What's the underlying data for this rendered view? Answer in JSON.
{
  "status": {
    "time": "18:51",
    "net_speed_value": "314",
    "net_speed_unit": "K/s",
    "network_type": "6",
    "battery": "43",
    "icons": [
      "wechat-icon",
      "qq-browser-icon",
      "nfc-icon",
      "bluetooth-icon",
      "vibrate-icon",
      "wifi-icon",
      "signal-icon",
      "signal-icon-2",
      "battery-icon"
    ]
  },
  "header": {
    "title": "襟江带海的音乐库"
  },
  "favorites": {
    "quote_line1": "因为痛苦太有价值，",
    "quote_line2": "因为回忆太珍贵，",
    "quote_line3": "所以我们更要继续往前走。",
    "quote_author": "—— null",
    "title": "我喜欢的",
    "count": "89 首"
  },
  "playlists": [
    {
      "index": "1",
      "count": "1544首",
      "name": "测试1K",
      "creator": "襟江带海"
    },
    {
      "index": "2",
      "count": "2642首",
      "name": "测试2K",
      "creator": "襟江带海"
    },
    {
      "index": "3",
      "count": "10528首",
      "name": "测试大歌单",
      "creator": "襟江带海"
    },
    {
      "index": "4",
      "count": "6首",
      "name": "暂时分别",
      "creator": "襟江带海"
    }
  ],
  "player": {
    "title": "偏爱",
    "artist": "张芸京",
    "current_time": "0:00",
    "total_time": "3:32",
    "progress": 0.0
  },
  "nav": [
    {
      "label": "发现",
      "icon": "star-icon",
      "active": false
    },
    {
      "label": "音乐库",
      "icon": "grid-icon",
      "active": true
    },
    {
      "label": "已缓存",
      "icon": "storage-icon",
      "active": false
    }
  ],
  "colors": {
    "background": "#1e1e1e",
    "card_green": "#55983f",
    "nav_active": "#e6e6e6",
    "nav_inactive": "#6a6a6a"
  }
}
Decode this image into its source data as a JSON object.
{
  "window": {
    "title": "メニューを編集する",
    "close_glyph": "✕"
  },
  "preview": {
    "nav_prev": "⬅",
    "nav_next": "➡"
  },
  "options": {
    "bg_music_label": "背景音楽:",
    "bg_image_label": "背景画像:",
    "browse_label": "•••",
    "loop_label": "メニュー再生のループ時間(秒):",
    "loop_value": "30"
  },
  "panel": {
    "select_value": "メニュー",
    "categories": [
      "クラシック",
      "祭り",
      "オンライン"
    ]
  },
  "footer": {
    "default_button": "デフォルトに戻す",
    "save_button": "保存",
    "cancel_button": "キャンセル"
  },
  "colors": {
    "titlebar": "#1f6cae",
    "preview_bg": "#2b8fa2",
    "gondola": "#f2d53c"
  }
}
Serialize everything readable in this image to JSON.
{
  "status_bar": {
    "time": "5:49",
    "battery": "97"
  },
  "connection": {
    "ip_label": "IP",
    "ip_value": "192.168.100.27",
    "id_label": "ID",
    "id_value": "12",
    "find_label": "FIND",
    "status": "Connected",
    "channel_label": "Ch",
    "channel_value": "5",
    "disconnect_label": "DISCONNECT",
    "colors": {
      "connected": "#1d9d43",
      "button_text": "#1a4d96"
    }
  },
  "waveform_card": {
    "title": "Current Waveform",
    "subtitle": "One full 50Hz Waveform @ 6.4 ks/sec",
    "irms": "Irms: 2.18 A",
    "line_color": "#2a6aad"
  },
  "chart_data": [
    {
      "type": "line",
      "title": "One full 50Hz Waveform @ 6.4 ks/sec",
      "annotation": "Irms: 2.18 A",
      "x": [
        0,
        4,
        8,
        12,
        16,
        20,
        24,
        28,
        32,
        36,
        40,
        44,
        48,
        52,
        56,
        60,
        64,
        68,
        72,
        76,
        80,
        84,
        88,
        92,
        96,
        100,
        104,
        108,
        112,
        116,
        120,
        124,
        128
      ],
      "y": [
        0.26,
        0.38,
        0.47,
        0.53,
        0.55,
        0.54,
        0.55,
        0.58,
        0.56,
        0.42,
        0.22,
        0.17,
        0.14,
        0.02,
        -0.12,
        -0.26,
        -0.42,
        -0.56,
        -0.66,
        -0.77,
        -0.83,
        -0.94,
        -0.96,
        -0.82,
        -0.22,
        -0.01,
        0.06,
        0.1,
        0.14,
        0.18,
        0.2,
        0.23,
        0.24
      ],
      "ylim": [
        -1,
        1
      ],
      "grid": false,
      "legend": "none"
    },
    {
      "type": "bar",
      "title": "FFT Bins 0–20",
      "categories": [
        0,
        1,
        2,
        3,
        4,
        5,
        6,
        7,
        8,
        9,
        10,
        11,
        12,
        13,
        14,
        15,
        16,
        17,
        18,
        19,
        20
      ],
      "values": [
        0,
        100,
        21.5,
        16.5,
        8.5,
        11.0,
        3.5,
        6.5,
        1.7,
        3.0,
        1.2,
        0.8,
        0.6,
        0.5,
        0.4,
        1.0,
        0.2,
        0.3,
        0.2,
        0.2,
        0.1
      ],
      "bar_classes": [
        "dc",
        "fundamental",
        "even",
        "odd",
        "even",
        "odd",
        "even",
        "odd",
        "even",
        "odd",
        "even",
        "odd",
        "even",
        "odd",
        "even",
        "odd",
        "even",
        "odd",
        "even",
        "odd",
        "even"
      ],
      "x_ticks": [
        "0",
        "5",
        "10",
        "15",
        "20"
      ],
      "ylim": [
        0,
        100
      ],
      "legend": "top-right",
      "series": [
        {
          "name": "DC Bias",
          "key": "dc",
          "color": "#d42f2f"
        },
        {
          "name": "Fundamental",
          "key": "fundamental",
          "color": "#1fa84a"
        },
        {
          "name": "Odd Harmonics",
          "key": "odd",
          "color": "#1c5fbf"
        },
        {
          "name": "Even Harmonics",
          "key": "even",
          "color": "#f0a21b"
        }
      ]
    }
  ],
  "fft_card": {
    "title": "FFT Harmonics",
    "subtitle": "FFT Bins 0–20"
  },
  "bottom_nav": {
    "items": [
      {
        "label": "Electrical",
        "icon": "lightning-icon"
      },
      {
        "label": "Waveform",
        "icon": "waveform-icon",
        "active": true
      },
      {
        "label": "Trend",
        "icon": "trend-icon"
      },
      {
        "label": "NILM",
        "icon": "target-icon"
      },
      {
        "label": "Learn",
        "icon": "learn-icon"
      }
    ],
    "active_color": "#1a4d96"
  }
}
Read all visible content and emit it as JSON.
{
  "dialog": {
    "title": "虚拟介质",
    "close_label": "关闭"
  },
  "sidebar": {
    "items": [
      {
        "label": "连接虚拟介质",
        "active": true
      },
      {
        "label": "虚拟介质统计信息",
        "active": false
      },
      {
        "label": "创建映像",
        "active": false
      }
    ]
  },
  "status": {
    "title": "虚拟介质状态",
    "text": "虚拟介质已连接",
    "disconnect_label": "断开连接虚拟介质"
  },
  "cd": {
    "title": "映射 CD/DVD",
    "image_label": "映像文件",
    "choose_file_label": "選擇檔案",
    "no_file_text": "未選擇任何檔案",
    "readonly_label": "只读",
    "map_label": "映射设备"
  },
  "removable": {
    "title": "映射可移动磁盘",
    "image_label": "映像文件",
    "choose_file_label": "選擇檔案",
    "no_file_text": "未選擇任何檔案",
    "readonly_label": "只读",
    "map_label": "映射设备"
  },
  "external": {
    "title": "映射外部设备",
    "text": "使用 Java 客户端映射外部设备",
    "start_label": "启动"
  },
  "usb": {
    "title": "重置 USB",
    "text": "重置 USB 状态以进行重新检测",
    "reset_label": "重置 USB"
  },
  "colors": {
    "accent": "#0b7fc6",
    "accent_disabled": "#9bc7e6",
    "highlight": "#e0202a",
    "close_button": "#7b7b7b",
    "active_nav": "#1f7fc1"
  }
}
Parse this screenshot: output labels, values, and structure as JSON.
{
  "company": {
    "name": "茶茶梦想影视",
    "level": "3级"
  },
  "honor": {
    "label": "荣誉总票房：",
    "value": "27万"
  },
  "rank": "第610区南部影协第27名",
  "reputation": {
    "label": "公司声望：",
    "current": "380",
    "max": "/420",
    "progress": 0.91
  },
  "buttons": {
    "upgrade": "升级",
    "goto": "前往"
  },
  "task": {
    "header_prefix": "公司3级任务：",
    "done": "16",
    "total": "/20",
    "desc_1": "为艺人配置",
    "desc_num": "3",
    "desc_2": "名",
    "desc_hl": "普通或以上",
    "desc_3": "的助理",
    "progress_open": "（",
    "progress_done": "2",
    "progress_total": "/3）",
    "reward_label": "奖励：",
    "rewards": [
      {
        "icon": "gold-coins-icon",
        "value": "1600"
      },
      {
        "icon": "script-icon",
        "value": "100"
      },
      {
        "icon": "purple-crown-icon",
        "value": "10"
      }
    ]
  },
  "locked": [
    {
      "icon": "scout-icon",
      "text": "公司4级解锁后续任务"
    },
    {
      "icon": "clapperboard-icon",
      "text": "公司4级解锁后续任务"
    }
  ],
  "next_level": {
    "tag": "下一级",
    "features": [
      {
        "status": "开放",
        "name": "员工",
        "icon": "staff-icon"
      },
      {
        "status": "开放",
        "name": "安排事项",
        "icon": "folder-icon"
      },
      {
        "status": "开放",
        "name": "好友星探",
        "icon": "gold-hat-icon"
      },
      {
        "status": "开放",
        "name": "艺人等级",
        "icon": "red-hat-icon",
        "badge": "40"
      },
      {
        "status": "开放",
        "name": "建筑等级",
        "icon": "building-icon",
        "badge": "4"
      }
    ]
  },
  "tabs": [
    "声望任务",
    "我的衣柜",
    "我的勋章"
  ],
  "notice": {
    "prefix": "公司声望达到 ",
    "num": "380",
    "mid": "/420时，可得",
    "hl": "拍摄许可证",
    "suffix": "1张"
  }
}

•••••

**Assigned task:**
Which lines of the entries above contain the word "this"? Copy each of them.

**Response area:**
What's the underlying data for this rendered view? Answer in JSON.
Decode this image into its source data as a JSON object.
Serialize everything readable in this image to JSON.
Parse this screenshot: output labels, values, and structure as JSON.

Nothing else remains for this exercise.